**AIM OF THE TASK**. Count every line below that contains "true", then give that count and nothing else.

(Dataset rows describing interfaces)
↓↓↓
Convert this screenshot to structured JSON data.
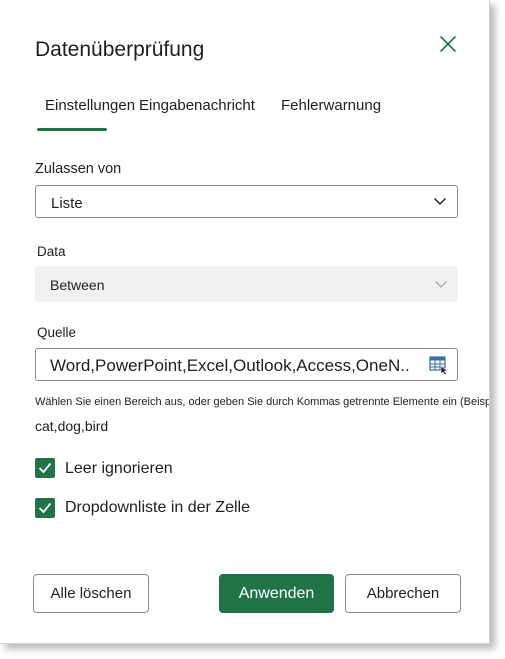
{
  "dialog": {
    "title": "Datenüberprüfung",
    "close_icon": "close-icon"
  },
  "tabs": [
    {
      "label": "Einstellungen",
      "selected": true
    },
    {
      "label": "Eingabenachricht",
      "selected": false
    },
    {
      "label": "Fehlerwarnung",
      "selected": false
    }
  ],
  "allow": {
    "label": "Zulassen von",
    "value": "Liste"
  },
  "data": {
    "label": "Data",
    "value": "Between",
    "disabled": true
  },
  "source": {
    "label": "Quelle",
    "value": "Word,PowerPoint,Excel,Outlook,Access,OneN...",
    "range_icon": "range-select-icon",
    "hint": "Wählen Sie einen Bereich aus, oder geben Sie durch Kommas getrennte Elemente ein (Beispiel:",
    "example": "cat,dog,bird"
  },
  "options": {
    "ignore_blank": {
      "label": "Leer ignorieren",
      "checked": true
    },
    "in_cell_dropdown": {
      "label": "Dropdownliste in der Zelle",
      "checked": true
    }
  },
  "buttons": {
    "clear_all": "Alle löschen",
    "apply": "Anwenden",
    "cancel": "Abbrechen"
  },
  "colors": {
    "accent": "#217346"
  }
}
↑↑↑
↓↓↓
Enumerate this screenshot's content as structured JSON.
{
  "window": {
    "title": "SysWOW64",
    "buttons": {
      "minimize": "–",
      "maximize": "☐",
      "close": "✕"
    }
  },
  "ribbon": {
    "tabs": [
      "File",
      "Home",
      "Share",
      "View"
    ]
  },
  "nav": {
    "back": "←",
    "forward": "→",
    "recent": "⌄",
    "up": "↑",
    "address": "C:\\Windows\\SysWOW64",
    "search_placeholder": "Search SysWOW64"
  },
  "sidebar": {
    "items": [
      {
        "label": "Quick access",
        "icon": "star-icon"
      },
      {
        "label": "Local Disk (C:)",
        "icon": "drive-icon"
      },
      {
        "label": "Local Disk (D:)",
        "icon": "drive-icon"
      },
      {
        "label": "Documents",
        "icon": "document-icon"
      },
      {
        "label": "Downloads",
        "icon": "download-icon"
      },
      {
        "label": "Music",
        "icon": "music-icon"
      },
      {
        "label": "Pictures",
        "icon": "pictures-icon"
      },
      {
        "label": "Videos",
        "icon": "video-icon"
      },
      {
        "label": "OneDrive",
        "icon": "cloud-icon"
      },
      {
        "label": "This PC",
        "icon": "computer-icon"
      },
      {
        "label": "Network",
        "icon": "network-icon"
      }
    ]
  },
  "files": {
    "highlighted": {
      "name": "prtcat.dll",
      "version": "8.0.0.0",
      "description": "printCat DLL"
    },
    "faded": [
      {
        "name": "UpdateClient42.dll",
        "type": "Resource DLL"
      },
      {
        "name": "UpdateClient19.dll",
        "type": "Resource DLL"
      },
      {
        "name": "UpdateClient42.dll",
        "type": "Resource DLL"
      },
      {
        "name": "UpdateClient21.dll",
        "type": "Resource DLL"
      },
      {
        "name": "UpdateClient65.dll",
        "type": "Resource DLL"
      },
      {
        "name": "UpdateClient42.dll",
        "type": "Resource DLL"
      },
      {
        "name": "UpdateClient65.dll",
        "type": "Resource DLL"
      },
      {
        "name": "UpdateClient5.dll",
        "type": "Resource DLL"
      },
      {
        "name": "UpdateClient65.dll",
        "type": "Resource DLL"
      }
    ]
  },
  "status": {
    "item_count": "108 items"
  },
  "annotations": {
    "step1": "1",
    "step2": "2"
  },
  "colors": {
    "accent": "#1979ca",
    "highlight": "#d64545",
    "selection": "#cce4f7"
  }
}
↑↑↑
**WRITTEN RESPONSE**. 4